Even the biggest shopping day of the year can’t fill up the enormous oversupply of parking lots that ring U.S. shopping centers.
Is post-Thanksgiving shopping mayhem a fading American holiday tradition? This year, even as overall spending increased between Thanksgiving and Black Friday, foot traffic to brick-and-mortar stores reportedly fell by as much as 9 percent compared to 2017.
The United States has as many as two billion parking spots for about 250 million cars, a ratio that many planners and economists describe as overbuilt. “The area of parking per car in the United States is thus larger than the area of housing per human,” writes Donald Shoup, the UCLA transportation scholar and founding father of parking economics, in the introduction to his most recent tome, Parking and the City.
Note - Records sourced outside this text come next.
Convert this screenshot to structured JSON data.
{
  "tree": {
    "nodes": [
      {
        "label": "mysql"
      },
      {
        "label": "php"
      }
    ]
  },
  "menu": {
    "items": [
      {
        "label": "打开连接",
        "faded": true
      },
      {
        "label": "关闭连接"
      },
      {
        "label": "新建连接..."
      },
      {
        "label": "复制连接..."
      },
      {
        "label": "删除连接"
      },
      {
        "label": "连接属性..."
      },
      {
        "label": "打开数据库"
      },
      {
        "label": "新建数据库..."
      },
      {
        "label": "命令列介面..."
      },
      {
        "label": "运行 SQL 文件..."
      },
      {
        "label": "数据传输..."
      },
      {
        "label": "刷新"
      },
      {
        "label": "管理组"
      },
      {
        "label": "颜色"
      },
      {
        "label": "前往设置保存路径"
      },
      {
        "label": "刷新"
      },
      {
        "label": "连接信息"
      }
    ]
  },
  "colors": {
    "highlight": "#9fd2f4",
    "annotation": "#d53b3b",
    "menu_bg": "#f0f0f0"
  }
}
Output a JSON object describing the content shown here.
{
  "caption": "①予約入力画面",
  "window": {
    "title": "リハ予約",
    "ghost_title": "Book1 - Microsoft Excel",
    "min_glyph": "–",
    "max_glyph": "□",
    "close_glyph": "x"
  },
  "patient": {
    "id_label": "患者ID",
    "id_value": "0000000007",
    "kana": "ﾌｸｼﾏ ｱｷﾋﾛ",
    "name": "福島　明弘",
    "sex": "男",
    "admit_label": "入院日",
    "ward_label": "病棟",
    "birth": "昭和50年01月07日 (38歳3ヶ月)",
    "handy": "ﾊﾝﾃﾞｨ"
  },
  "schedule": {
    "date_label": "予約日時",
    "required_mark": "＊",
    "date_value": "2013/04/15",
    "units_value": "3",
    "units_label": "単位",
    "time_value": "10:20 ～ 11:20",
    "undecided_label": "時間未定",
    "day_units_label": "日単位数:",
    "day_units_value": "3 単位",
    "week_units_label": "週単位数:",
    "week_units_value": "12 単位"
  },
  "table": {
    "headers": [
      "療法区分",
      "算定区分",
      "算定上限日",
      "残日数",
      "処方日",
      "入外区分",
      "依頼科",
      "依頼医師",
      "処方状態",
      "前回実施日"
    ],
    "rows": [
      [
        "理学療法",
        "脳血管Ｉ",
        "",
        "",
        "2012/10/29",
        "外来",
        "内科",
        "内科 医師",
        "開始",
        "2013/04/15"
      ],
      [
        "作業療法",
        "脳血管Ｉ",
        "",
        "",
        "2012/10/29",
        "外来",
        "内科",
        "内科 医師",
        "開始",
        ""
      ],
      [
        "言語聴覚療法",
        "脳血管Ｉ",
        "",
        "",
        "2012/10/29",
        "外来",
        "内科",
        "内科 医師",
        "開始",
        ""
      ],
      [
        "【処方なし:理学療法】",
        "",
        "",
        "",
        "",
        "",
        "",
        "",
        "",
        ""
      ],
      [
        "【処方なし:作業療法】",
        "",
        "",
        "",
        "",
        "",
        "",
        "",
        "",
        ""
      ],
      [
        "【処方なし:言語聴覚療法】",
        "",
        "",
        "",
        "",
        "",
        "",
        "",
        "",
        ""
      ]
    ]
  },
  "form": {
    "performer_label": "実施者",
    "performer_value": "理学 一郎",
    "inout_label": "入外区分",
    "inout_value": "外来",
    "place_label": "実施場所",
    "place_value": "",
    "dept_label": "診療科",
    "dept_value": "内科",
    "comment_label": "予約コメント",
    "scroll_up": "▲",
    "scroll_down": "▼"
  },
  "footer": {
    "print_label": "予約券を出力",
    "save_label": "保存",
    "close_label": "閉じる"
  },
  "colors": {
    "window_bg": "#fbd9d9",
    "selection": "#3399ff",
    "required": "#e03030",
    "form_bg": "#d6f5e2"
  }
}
He estimates that 14 percent of incorporated land in Los Angeles County is devoted to parking, as is nearly 5 percent of urban area in the Upper Great Lakes region, the book states. The total area of paved lots in Illinois, Indiana, Michigan, and Wisconsin is roughly equivalent to half the area of Rhode Island.
Earth’s rural areas are being transformed by climate change and technology.
As temperatures rise in countries of temperature complacency, infrastructure will begin to deteriorate. Electricity demands will cause brownouts, extinguishing the lights and the sight of eclipsed cities from the air. But it will also bring fans to a halt. The very young, the infirm, and the very old will die first, as they did in the European heat waves. In a rural setting, the story told from above will be one of absences: herds of animals missing from traditional migration routes and villages lying eerily still and silent.
Kudos (to people in the community).
My friend Noah just launched Glimpse - a newsletter that helps you discover exploding trends before they take off. Really awesome.
My friend Johnathan launched a podcast…check it out!!
My other friend Noah has been live blogging from the ’18 UN Climate Change Conference, COP24 Katowice.
1.5 more weeks until the end of the semester. Time is flying, just have to get through finals.
In a few weeks, I’ll be headed to Amsterdam, Rotterdam, Bruges, Brussels, Budapest, New Delhi, Tirupati, Vijayawada, Hyderabad, and Hong Kong. Let me know if you have recommendations!
Thanks so much for reading! Find me on twitter : )